There is new evidence supporting the use of low-dose aspirin for cancer survival.
The evidence comes from two new retrospective studies. The first involved patients with head and neck cancer. The second focused on patients with early-stage non-small cell lung cancer (NSCLC). NSCLC is similar to mesothelioma in many ways.
Mesothelioma is an aggressive cancer that is often fatal within a year of diagnosis. Based on the new findings, some mesothelioma patients may consider talking to their doctors about aspirin for cancer survival
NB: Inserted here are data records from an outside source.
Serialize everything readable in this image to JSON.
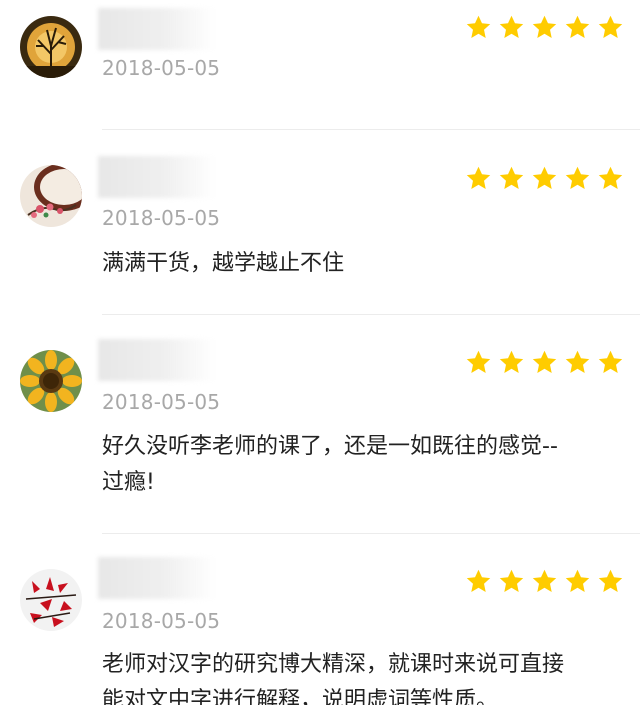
{
  "theme": {
    "star_color": "#ffcc00",
    "date_color": "#a8a8a8",
    "text_color": "#222222"
  },
  "reviews": [
    {
      "date": "2018-05-05",
      "rating": 5,
      "avatar_icon": "sunset-tree-avatar",
      "comment": ""
    },
    {
      "date": "2018-05-05",
      "rating": 5,
      "avatar_icon": "plum-blossom-avatar",
      "comment": "满满干货，越学越止不住"
    },
    {
      "date": "2018-05-05",
      "rating": 5,
      "avatar_icon": "sunflower-avatar",
      "comment": "好久没听李老师的课了，还是一如既往的感觉--\n过瘾!"
    },
    {
      "date": "2018-05-05",
      "rating": 5,
      "avatar_icon": "red-maple-avatar",
      "comment": "老师对汉字的研究博大精深，就课时来说可直接\n能对文中字进行解释，说明虚词等性质。"
    }
  ]
}
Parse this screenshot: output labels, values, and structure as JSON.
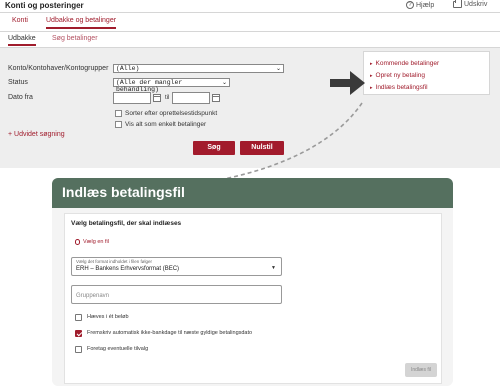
{
  "titlebar": {
    "title": "Konti og posteringer",
    "help_label": "Hjælp",
    "print_label": "Udskriv"
  },
  "tabs": [
    "Konti",
    "Udbakke og betalinger"
  ],
  "subtabs": [
    "Udbakke",
    "Søg betalinger"
  ],
  "form": {
    "konto_label": "Konto/Kontohaver/Kontogrupper",
    "konto_value": "(Alle)",
    "status_label": "Status",
    "status_value": "(Alle der mangler behandling)",
    "dato_label": "Dato fra",
    "til_label": "til",
    "sort_label": "Sorter efter oprettelsestidspunkt",
    "enkelt_label": "Vis alt som enkelt betalinger",
    "udvidet_label": "+ Udvidet søgning",
    "search_button": "Søg",
    "reset_button": "Nulstil"
  },
  "side_menu": [
    "Kommende betalinger",
    "Opret ny betaling",
    "Indlæs betalingsfil"
  ],
  "modal": {
    "title": "Indlæs betalingsfil",
    "subtitle": "Vælg betalingsfil, der skal indlæses",
    "choose_file": "Vælg en fil",
    "format_label": "Vælg det format indholdet i filen følger",
    "format_value": "ERH – Bankens Erhvervsformat (BEC)",
    "group_placeholder": "Gruppenavn",
    "checkbox_1": "Hæves i ét beløb",
    "checkbox_2": "Fremskriv automatisk ikke-bankdage til næste gyldige betalingsdato",
    "checkbox_3": "Foretag eventuelle tilvalg",
    "checkbox_2_checked": true,
    "submit_button": "Indlæs fil"
  },
  "colors": {
    "accent": "#a01c2c",
    "header_green": "#55705f"
  }
}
Anti-Inflammatories and Cancer Treatment
Anti-inflammatory drugs like aspirin can cut the risk for heart disease and heart attack. But research led by the Roswell Park Cancer Center shows they may have similar benefits for people with cancers like pleural mesothelioma.
The new studies are among the first to show a link to aspirin for cancer survival for patients with either lung cancer or head and neck cancer. They were presented recently at the American Society for Therapeutic Radiation Oncology annual meeting in Chicago.
Radiation, Chemotherapy, and Aspirin for Cancer Survival
In the lung cancer study, 164 patients with early-stage non-small cell lung cancer had a type of precision radiotherapy called SBRT. Some mesothelioma patients also undergo SBRT. Some of the lung cancer patients took a daily baby aspirin and some did not.
The patients who took aspirin for cancer survival lived nearly five months longer than those who did not. At two years, 57 percent of the aspirin group was still living versus 48 percent of the non-aspirin patients.
“This is an exciting new avenue we are researching in other cancer types and designing new prospective clinical trials for,” says lead researcher Anurag Singh, MD.
The second study focused on 460 patients who had chemotherapy and conventional radiotherapy for head and neck cancer. (This treatment combination is also used for people with pleural mesothelioma.)
In the group that took aspirin for cancer survival, there was an 8 percent survival advantage at 5 years. Patients on aspirin lived longer, even though aspirin did not seem to impact the effectiveness of their cancer treatment.
“These studies provide further support for a growing body of literature that demonstrates a benefit for use of non-steroidal anti-inflammatory drugs, such as aspirin, by cancer patients,” says Gregory Hermann, MD, of Roswell Park. “Although clinical trials are needed to make a definitive recommendation, we encourage patients to have a discussion with their doctor regarding the risks and potential benefits of aspirin use.
There is already some evidence for aspirin use in mesothelioma. A 2015 mesothelioma study showed that aspirin “markedly reduced malignant mesothelioma growth” in mice. The treated mice also lived longer.
About 2,500 Americans receive a mesothelioma diagnosis every year. Most of them have worked in an asbestos industry.
Hermann, G, et al, “Concurrent Aspirin Use Is Associated with a Trend in Improved Overall Survival in Early Stage Lung Cancer Patients Undergoing SBRT: A Retrospective Review”, September 15, 2019. ASTRO Presentation, https://eventscribe.com/2019/ASTRO/ajaxcalls/PresentationInfo.asp?efp=TE5aWFlKWEY5MDg1&PresentationID=567107&rnd=0.8335098
Iovoli, AJ, et al, “Non-Steroidal Anti-Inflammatory Drug Use Is Associated with Improved Survival in Head and Neck Cancer: A Retrospective Review”, September 16, 2019, ASTRO Presentation, https://eventscribe.com/2019/ASTRO/ajaxcalls/PresentationInfo.asp?efp=TE5aWFlKWEY5MDg1&PresentationID=566626&rnd=0.2370917